Anyone can get acute rheumatic fever, but it usually occurs in children five
to 15 years old. It is a rare but potentially life-threatening disease, a
complication of untreated strep throat. Because of antibiotics,
rheumatic fever is now rare in developed countries. However, in recent years,
it has begun to make a comeback in the United States, particularly among
children living in poor inner-city neighborhoods.
The greatest danger from rheumatic fever is
the damage it can do to the heart. In more than half of all cases, rheumatic
fever scars the valves of the heart, forcing it to work harder to pump blood.
Over a period of months or even years, particularly if the disease strikes
again, damage to the heart can lead to the serious condition of rheumatic
In rheumatic heart disease, the damaged heart
valve either does not completely close or completely open. Sometimes damage to
heart valves is not immediately noticeable, but eventually damaged heart valves
can cause serious, even disabling, problems. These problems depend on the
severity of the damage and on which heart valve is affected. The most advanced
condition is congestive heart failure.
What are Symptoms of Rheumatic Fever:
Symptoms, which vary greatly, typically begin one to six weeks after a
bout of strep throat, although in some cases the infection may have been too
mild to have been recognized. Symptoms may include:
- red, raised, lattice-like rash, usually on
the chest, back and abdomen
- swollen, tender, red and extremely painful
joints — particularly the knees, ankles, elbows or wrists
- nodules, or small bony protuberances, over
the swollen joints
- sometimes, weakness and shortness of breath

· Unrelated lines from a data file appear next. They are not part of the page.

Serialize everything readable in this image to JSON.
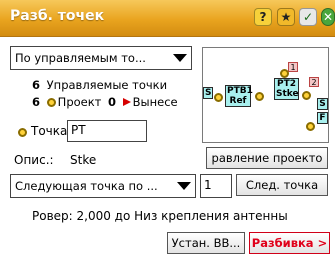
{
  "window": {
    "title": "Разб. точек"
  },
  "titlebar_icons": {
    "help": "?",
    "star": "★",
    "check": "✓",
    "close": "✕"
  },
  "view_dropdown": {
    "value": "По управляемым то..."
  },
  "counts": {
    "controlled_count": "6",
    "controlled_label": "Управляемые точки",
    "design_count": "6",
    "design_label": "Проект",
    "staked_count": "0",
    "staked_label": "Вынесе"
  },
  "map": {
    "labels": {
      "ptb1": "PTB1",
      "ref": "Ref",
      "pt2": "PT2",
      "stke": "Stke",
      "s_left": "S",
      "s_right": "S",
      "n1": "1",
      "n2": "2",
      "f": "F"
    }
  },
  "point": {
    "label": "Точка:",
    "value": "PT"
  },
  "description": {
    "label": "Опис.:",
    "value": "Stke"
  },
  "buttons": {
    "manage_design": "равление проекто",
    "next_point": "След. точка",
    "setup": "Устан. ВВ...",
    "stakeout": "Разбивка >"
  },
  "next_dropdown": {
    "value": "Следующая точка по ..."
  },
  "next_step": {
    "value": "1"
  },
  "rover": {
    "text": "Ровер: 2,000 до Низ крепления антенны"
  },
  "colors": {
    "titlebar": "#e9a41f",
    "stakeout_text": "#e0001a",
    "map_node": "#a8f0ee"
  }
}
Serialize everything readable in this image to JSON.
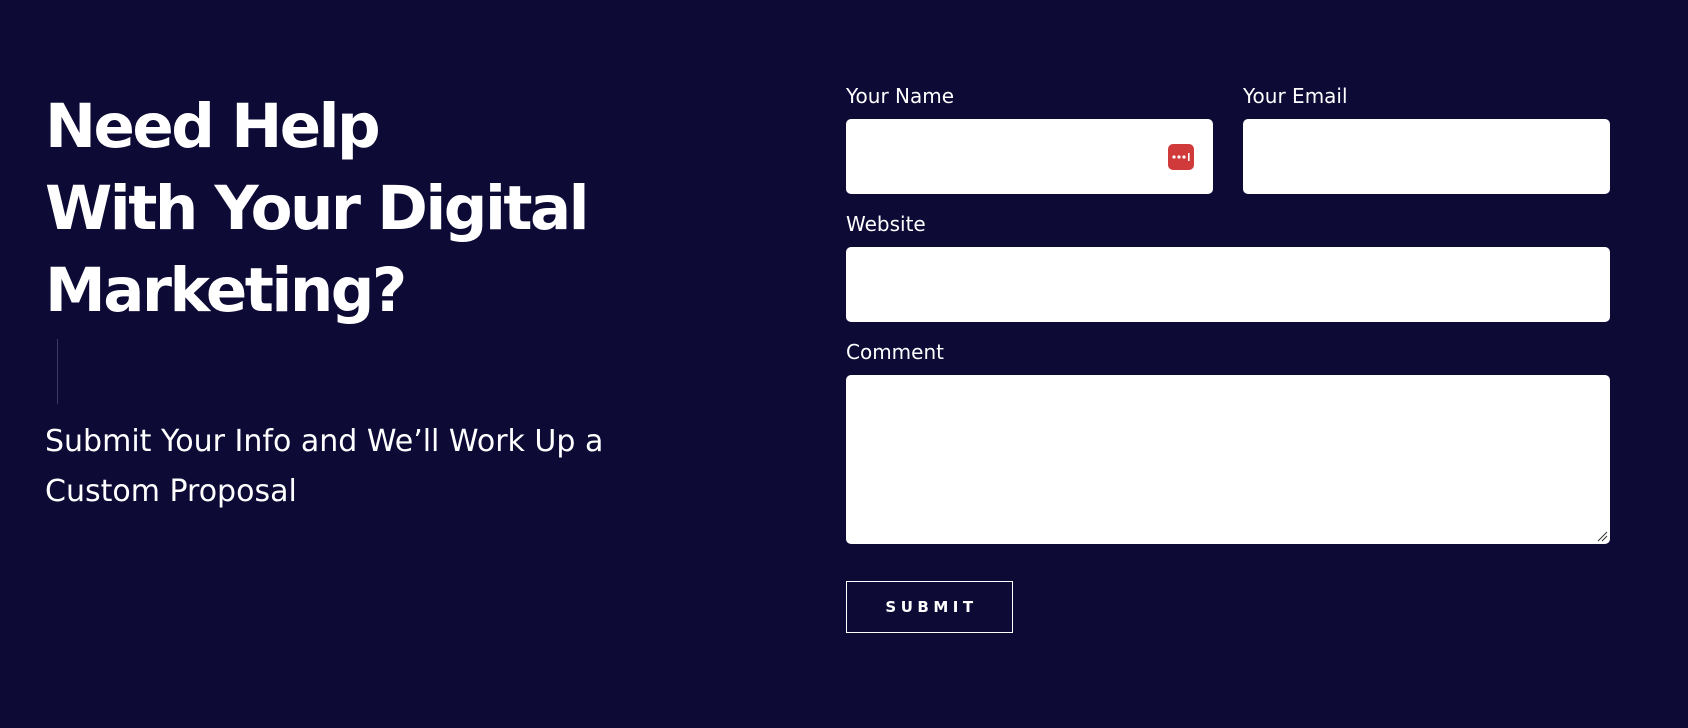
{
  "hero": {
    "headline_lines": [
      "Need Help",
      "With Your Digital",
      "Marketing?"
    ],
    "subtext": "Submit Your Info and We’ll Work Up a Custom Proposal"
  },
  "form": {
    "name": {
      "label": "Your Name",
      "value": ""
    },
    "email": {
      "label": "Your Email",
      "value": ""
    },
    "website": {
      "label": "Website",
      "value": ""
    },
    "comment": {
      "label": "Comment",
      "value": ""
    },
    "submit_label": "SUBMIT"
  },
  "icons": {
    "password_manager": "password-manager-icon",
    "resize": "resize-handle-icon"
  },
  "colors": {
    "background": "#0d0a36",
    "text": "#ffffff",
    "input_background": "#ffffff",
    "password_icon": "#d13a3a"
  }
}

- sometimes, uncontrolled movements of arms,
legs or facial muscles
Can Rheumatic Heart Disease be
The best defense against rheumatic heart disease is to prevent
rheumatic fever from ever occurring by treating a streptococcus A bacteria with
penicillin or other antibiotics. Treatment can usually stop acute rheumatic
fever from developing.
People who have already had attacks of rheumatic
fever are more susceptible to further attacks and the risk of heart damage. They
may be given continuous monthly or daily antibiotic treatment, perhaps even for
life. They also are given a different antibiotic when they undergo dental or
surgical procedures that may increase the risk of bacterial endocarditis.